The result is that modern machine learning offers a choice among oracles: Would we like to know what will happen with high accuracy, or why something will happen, at the expense of accuracy? The “why” helps us strategize, adapt, and know when our model is about to break. The “what” helps us act appropriately in the immediate future.
It can be a difficult choice to make. But some researchers hope to eliminate the need to choose—to allow us to have our many-layered cake, and understand it, too. Surprisingly, some of the most promising avenues of research treat neural networks as experimental objects—after the fashion of the biological science that inspired them to begin with—rather than analytical, purely mathematical objects.
There is a caveat to all of my modelling work, a small detail that I haven’t yet revealed. It is this. What I haven’t mentioned is that I had a fifth model. It was called “ask my wife”. Lovisa Sumpter is a very talented individual. She is an associate professor of mathematics education in Sweden, where we live, and a qualified yoga instructor. She also has a much better record than her husband in football betting. When she was still a student, Lovisa correctly predicted the outcome of every one of the 13 matches in the Swedish Stryktipset. The chance of getting these right by picking randomly is 1 in 3 to the power of 13 (or 1/1,594,323). Although the pay-out for her winning week was relatively small, she remains proud of being one of the few people in Sweden to “get 13 right”.

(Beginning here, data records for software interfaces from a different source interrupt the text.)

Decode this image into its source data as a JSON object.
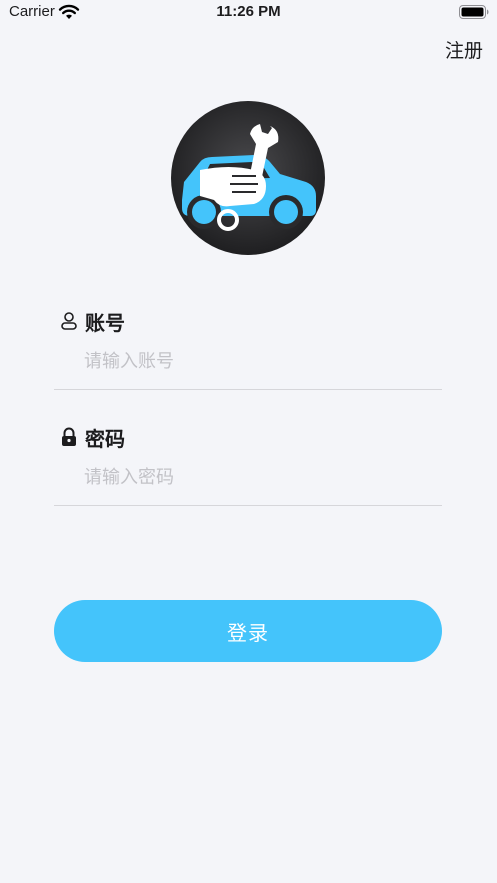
{
  "status_bar": {
    "carrier": "Carrier",
    "time": "11:26 PM"
  },
  "header": {
    "register_label": "注册"
  },
  "logo": {
    "icon": "car-repair-logo-icon",
    "colors": {
      "circle": "#2a2a2c",
      "car": "#44c4fb",
      "wrench": "#ffffff"
    }
  },
  "form": {
    "account": {
      "label": "账号",
      "placeholder": "请输入账号",
      "value": "",
      "icon": "user-icon"
    },
    "password": {
      "label": "密码",
      "placeholder": "请输入密码",
      "value": "",
      "icon": "lock-icon"
    }
  },
  "actions": {
    "login_label": "登录"
  },
  "theme": {
    "accent": "#44c4fb",
    "background": "#f4f5f9"
  }
}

A simplified version of the problem goes like this: Imagine that you are imprisoned in a tunnel that opens out onto a precipice two paces to your left, and a pit of vipers two paces to your right. To torment you, your evil captor forces you to take a series of steps to the left and right. You need to devise a series that will allow you to avoid the hazards — if you take a step to the right, for example, you’ll want your second step to be to the left, to avoid falling off the cliff. You might try alternating right and left steps, but here’s the catch: You have to list your planned steps ahead of time, and your captor might have you take every second step on your list (starting at the second step), or every third step (starting at the third), or some other skip-counting sequence. Is there a list of steps that will keep you alive, no matter what sequence your captor chooses?
At a dinner I attended some years ago, the distinguished differential geometer Eugenio Calabi volunteered to me his tongue-in-cheek distinction between pure and applied mathematicians. A pure mathematician, when stuck on the problem under study, often decides to narrow the problem further and so avoid the obstruction. An applied mathematician interprets being stuck as an indication that it is time to learn more mathematics and find better tools.
I have always loved this point of view; it explains how applied mathematicians will always need to make use of the new concepts and structures that are constantly being developed in more foundational mathematics. This is particularly evident today in the ongoing effort to understand “big data” — data sets that are too large or complex to be understood using traditional data-processing techniques.
Our current mathematical understanding of many techniques that are central to the ongoing big-data revolution is inadequate, at best. Consider the simplest case, that of supervised learning, which has been used by companies such as Google, Facebook and Apple to create voice- or image-recognition technologies with a near-human level of accuracy. These systems start with a massive corpus of training samples — millions or billions of images or voice recordings — which are used to train a deep neural network to spot statistical regularities. As in other areas of machine learning, the hope is that computers can churn through enough data to “learn” the task: Instead of being programmed with the detailed steps necessary for the decision process, the computers follow algorithms that gradually lead them to focus on the relevant patterns.